Probably the most common symbol of creativity, the heat-producing, energy-eating incandescent bulb is being swept aside by a myriad of more energy-efficient alternatives.
There are almost 5 billion electric light sockets in the country today and the odds are pretty good that most will be filled with compact fluorescent bulbs or LED alternatives within a few short years.
I just read about a new 60-watt LED bulb that is liquid-cooled with silicon. The liquid cooling solves the current heating problem with LEDs, but it also adds a lot of weight and cost to the bulb. In fact, the bulb weighs about 10 ounces and costs about $40.
Is it a good deal?
The bulb saves about 80% in energy, so it pays for itself after about six months of use. And, experts in LED bulbs are saying that they have the potential to last for years and years.
Is it important?

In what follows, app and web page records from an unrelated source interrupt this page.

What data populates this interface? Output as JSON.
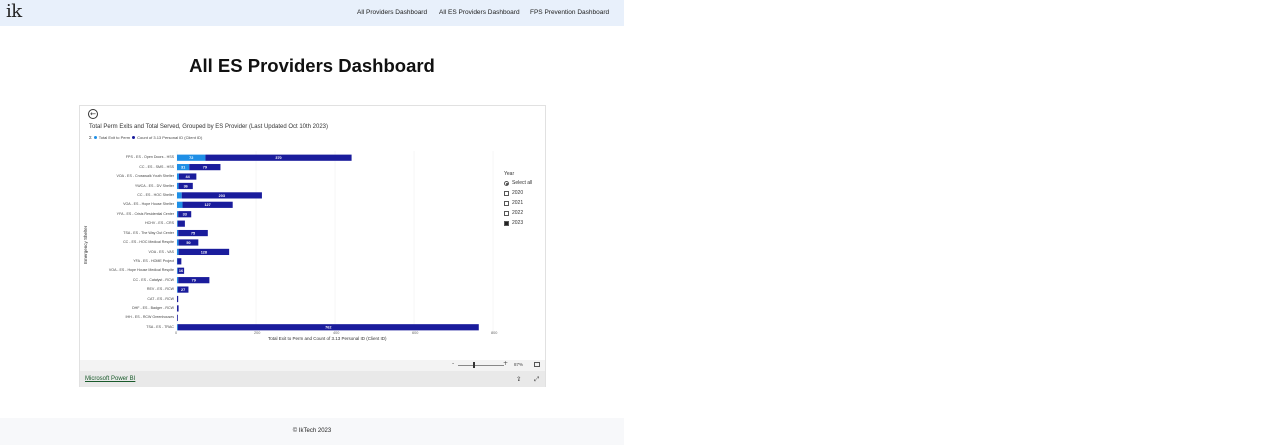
{
  "header": {
    "logo": "ik",
    "nav": [
      "All Providers Dashboard",
      "All ES Providers Dashboard",
      "FPS Prevention Dashboard"
    ]
  },
  "page_title": "All ES Providers Dashboard",
  "report": {
    "chart_title": "Total Perm Exits and Total Served, Grouped by ES Provider (Last Updated Oct 10th 2023)",
    "legend": {
      "icon": "sigma-icon",
      "items": [
        "Total Exit to Perm",
        "Count of 3.13 Personal ID (Client ID)"
      ]
    },
    "slicer": {
      "title": "Year",
      "options": [
        {
          "label": "Select all",
          "state": "radio"
        },
        {
          "label": "2020",
          "state": "unchecked"
        },
        {
          "label": "2021",
          "state": "unchecked"
        },
        {
          "label": "2022",
          "state": "unchecked"
        },
        {
          "label": "2023",
          "state": "checked"
        }
      ]
    },
    "zoom": {
      "minus": "-",
      "plus": "+",
      "percent": "87%"
    },
    "powerbi_link": "Microsoft Power BI"
  },
  "chart_data": {
    "type": "bar",
    "orientation": "horizontal",
    "stacked": true,
    "title": "Total Perm Exits and Total Served, Grouped by ES Provider (Last Updated Oct 10th 2023)",
    "xlabel": "Total Exit to Perm and Count of 3.13 Personal ID (Client ID)",
    "ylabel": "Emergency Shelter",
    "xlim": [
      0,
      800
    ],
    "xticks": [
      0,
      200,
      400,
      600,
      800
    ],
    "colors": {
      "Total Exit to Perm": "#1f8fe6",
      "Count of 3.13 Personal ID (Client ID)": "#1a1c9c"
    },
    "categories": [
      "FPS - ES - Open Doors - HSS",
      "CC - ES - SMS - HSS",
      "VOA - ES - Crosswalk Youth Shelter",
      "YWCA - ES - DV Shelter",
      "CC - ES - HOC Shelter",
      "VOA - ES - Hope House Shelter",
      "YFA - ES - Crisis Residential Center",
      "HCHV - ES - CRS",
      "TSA - ES - The Way Out Center",
      "CC - ES - HOC Medical Respite",
      "VOA - ES - VAS",
      "YFA - ES - HOME Project",
      "VOA - ES - Hope House Medical Respite",
      "CC - ES - Catalyst - RCW",
      "REV - ES - RCW",
      "CAT - ES - RCW",
      "DHF - ES - Badger - RCW",
      "IHH - ES - RCW Greenhouses",
      "TSA - ES - TRAC"
    ],
    "series": [
      {
        "name": "Total Exit to Perm",
        "values": [
          72,
          31,
          5,
          4,
          12,
          14,
          3,
          2,
          3,
          4,
          4,
          1,
          2,
          3,
          2,
          0,
          0,
          0,
          2
        ]
      },
      {
        "name": "Count of 3.13 Personal ID (Client ID)",
        "values": [
          370,
          79,
          44,
          36,
          203,
          127,
          33,
          18,
          75,
          50,
          128,
          10,
          16,
          79,
          27,
          3,
          4,
          2,
          762
        ]
      }
    ],
    "data_labels": [
      [
        72,
        370
      ],
      [
        31,
        79
      ],
      [
        null,
        44
      ],
      [
        null,
        36
      ],
      [
        null,
        203
      ],
      [
        null,
        127
      ],
      [
        null,
        33
      ],
      [
        null,
        null
      ],
      [
        null,
        75
      ],
      [
        null,
        50
      ],
      [
        null,
        128
      ],
      [
        null,
        null
      ],
      [
        null,
        16
      ],
      [
        null,
        79
      ],
      [
        null,
        27
      ],
      [
        null,
        null
      ],
      [
        null,
        null
      ],
      [
        null,
        null
      ],
      [
        null,
        762
      ]
    ],
    "grid": true,
    "legend_position": "top-left"
  },
  "footer": "© IkTech 2023"
}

A little over 20% of the electricity produced in the United States is used for lighting. If we can cut that by 80% by just switching light bulbs that payback in less than half a year, that might be an idea as good as Edison’s original bulb. Maybe better.